• Flood in Kazakhstan leaves thousands without water

    ALMATY (Reuters) - Thousands of people were left without fresh water in Kazakhstan on Monday after a major flood disrupted water supplies in the southwest of the Central Asian state, the Emergencies Ministry said. Spring flooding is a recurring problem across Central Asia but an abrupt rise in temperatures following weeks of severe cold has exacerbated the problem this year. >> Read the Full Article
  • Countering an approaching water crisis

    As growing demand for clean water stretches even the resources of the world's largest industrialized nations, scientists and engineers are turning to new technology and novel ideas to find solutions. Mark Shannon of the University of Illinois at Urbana-Champaign joined a slate of world leaders in water resource research to address this crisis in a review paper in the March 20, 2008, issue of Nature. >> Read the Full Article
  • U.S. Environmental Groups Divided on “Clean Coal”

    At a Senate press conference held last week to urge national action on climate change policy, 16 major U.S. environmental organizations shared the stage in solidarity. But while it appears the nation's green groups are united in the fight against global warming, they remain divided on which technologies would best create a carbon-free economy. This division may cause major roadblocks as Congress prepares to debate several climate change policies that could lead to sweeping changes. >> Read the Full Article
  • Lost in the Amazon

    Wading in muck up to the rims of his black rubber boots, Manoel dos Santos proudly showed off his tall palms of acai (pronounced ah-sie-ee), the deliciously bitter Amazonian berry that American health food stores tout as a miracle fruit. “Ten years ago, we didn’t even have enough acai for ourselves to eat,” dos Santos told the first tour group to ever visit his community. >> Read the Full Article
  • 'Nanominerals' influence Earth systems from ocean to atmosphere to biosphere

    The ubiquity of tiny particles of minerals--mineral nanoparticles--in oceans and rivers, atmosphere and soils, and in living cells are providing scientists with new ways of understanding Earth's workings. Our planet's physical, chemical, and biological processes are influenced or driven by the properties of these minerals. So states a team of researchers from seven universities in a paper published in this week's issue of the journal Science: "Nanominerals, Mineral Nanoparticles, and Earth Systems." >> Read the Full Article
  • Melting glaciers will shrink grain harvests in China and India.

    The world is now facing a climate-driven shrinkage of river-based irrigation water supplies. Mountain glaciers in the Himalayas and on the Tibet-Qinghai Plateau are melting and could soon deprive the major rivers of India and China of the ice melt needed to sustain them during the dry season. In the Ganges, the Yellow, and the Yangtze river basins, where irrigated agriculture depends heavily on rivers, this loss of dry-season flow will shrink harvests. >> Read the Full Article
  • Gas-belching volcanoes may have killed dinosaurs

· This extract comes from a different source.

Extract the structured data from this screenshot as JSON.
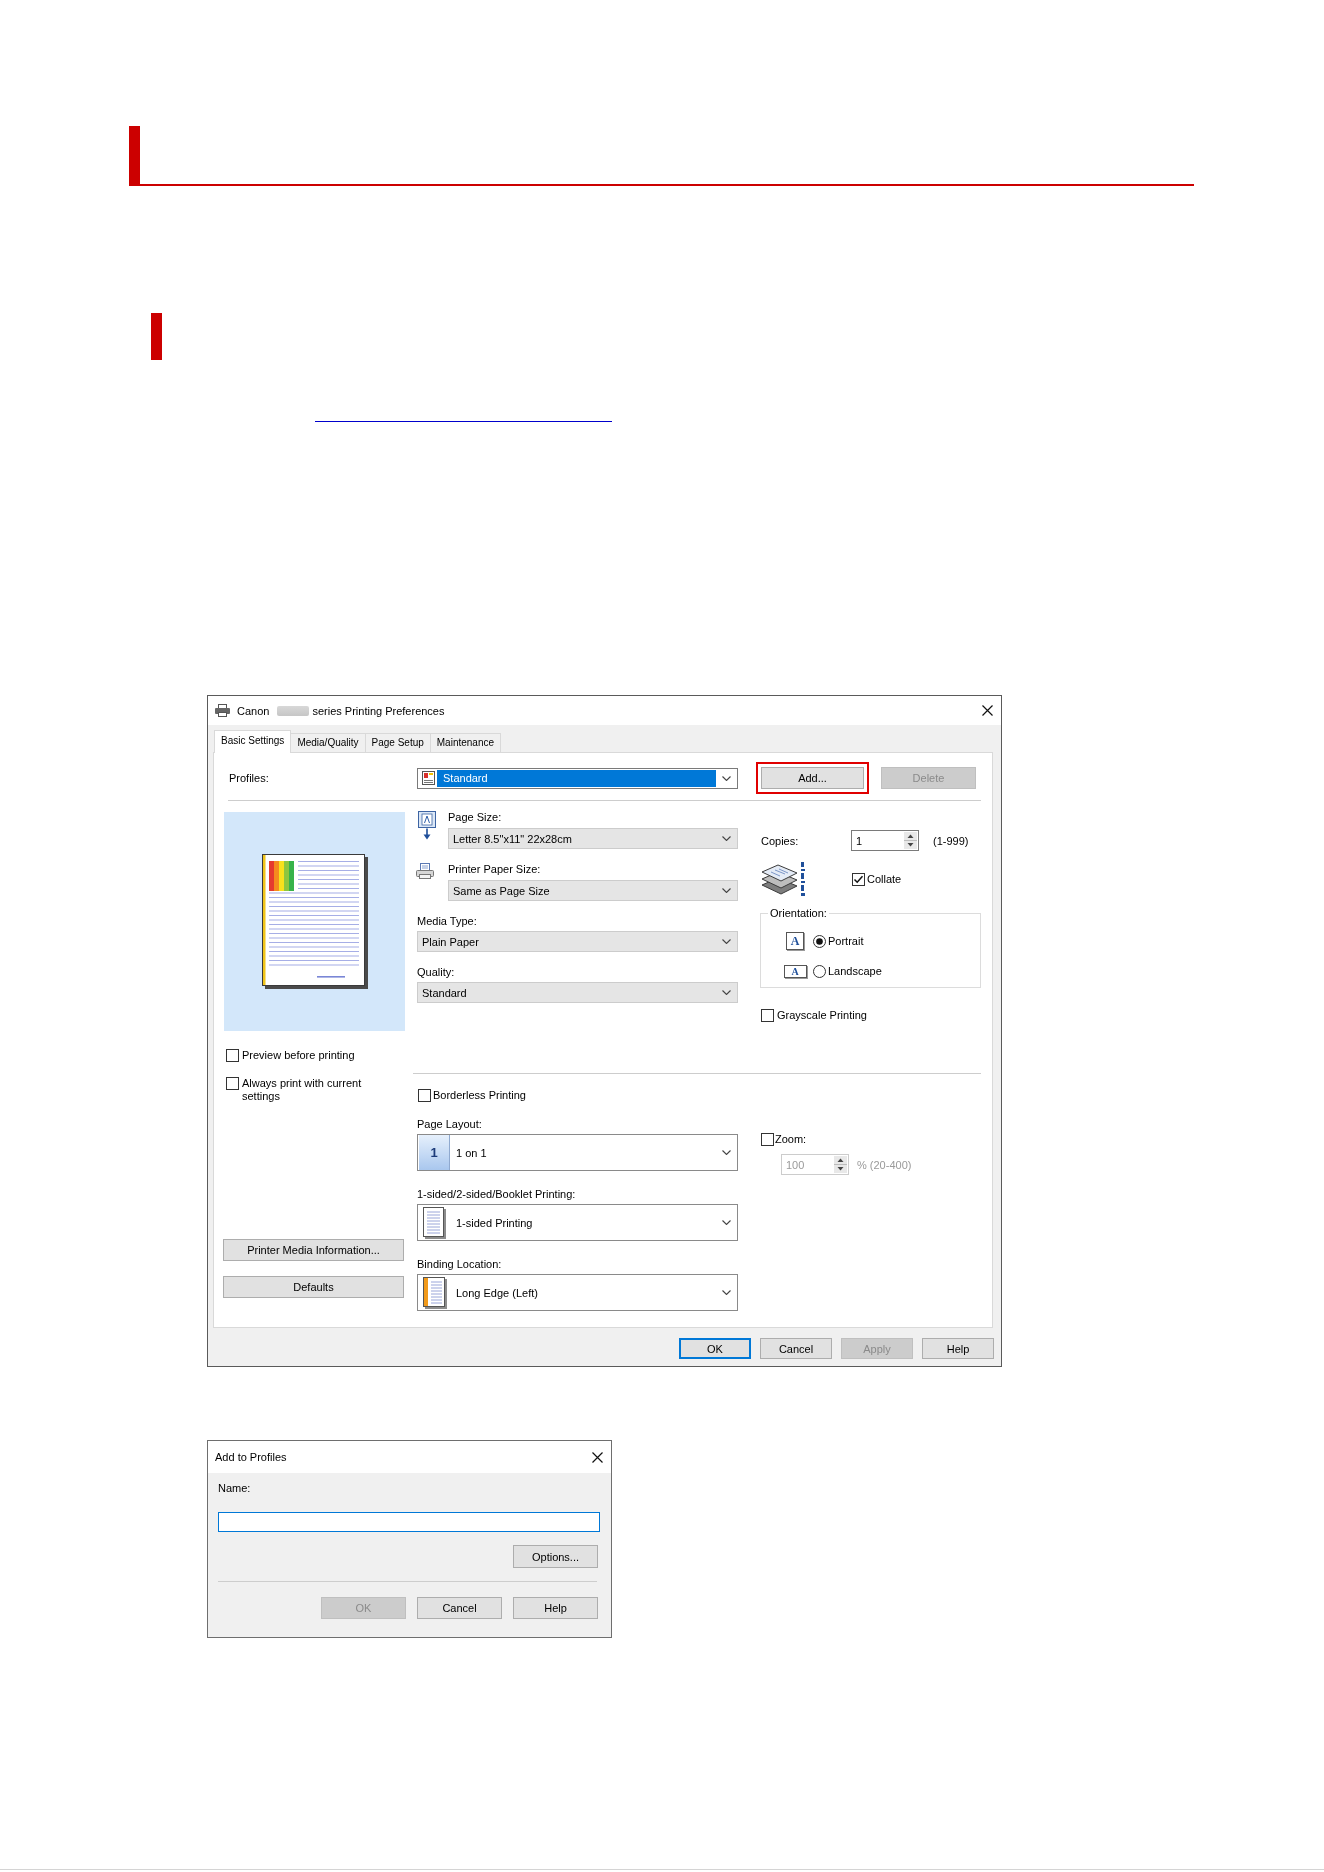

    LONDON (Reuters) - Gas-belching volcanoes may be to blame for a series of mass extinctions over the last 545 million years, including that of the dinosaurs, new evidence suggested on Thursday. A series of eruptions that formed the Deccan Traps in what is now India pumped huge amounts of sulfur into the atmosphere 65 million years ago, with likely devastating repercussions for the Earth's climate, scientists said. >> Read the Full Article
  • Tropical forest changes 'explained by multiple factors'

    Changes in the growth and species composition of tropical forests cannot be fully explained by global environmental changes, say researchers. Recent studies in the Amazon rainforest have suggested that changes such as the increase in atmospheric carbon dioxide (see Carbon emissions 'may alter forest growth patterns') and other factors such as nutrient deposition, temperature, drought frequency and irradiance are increasing the productivity and biomass of forests. >> Read the Full Article
  • French driftnetters will not fish in 2008

    Madrid -- The European Court of Justice refuses to grant this fleet a temporary exemption to permit the use of driftnets. Oceana has reported the French fleet on numerous occasions for using this illegal fishing gear in the Mediterranean, which operated with support from the French government. Driftnets, a fishing gear that can reach dozens of kilometres in length, were prohibited in the European Union in 2002 because they constitute a threat to the conservation of cetaceans, sea turtles and sharks. >> Read the Full Article
  • Chance sighting gets Fiji its first satellite tagged turtle

    After unsuccessful attempts over the last 2 years, this was the final one during this nesting season to locate and satellite tag a hawksbill nester, a first for Fiji. One of the major challenges has been the lack of funds to reach isolated islands which are now thought to support what remains of a once thriving Fiji turtle nesting population. >> Read the Full Article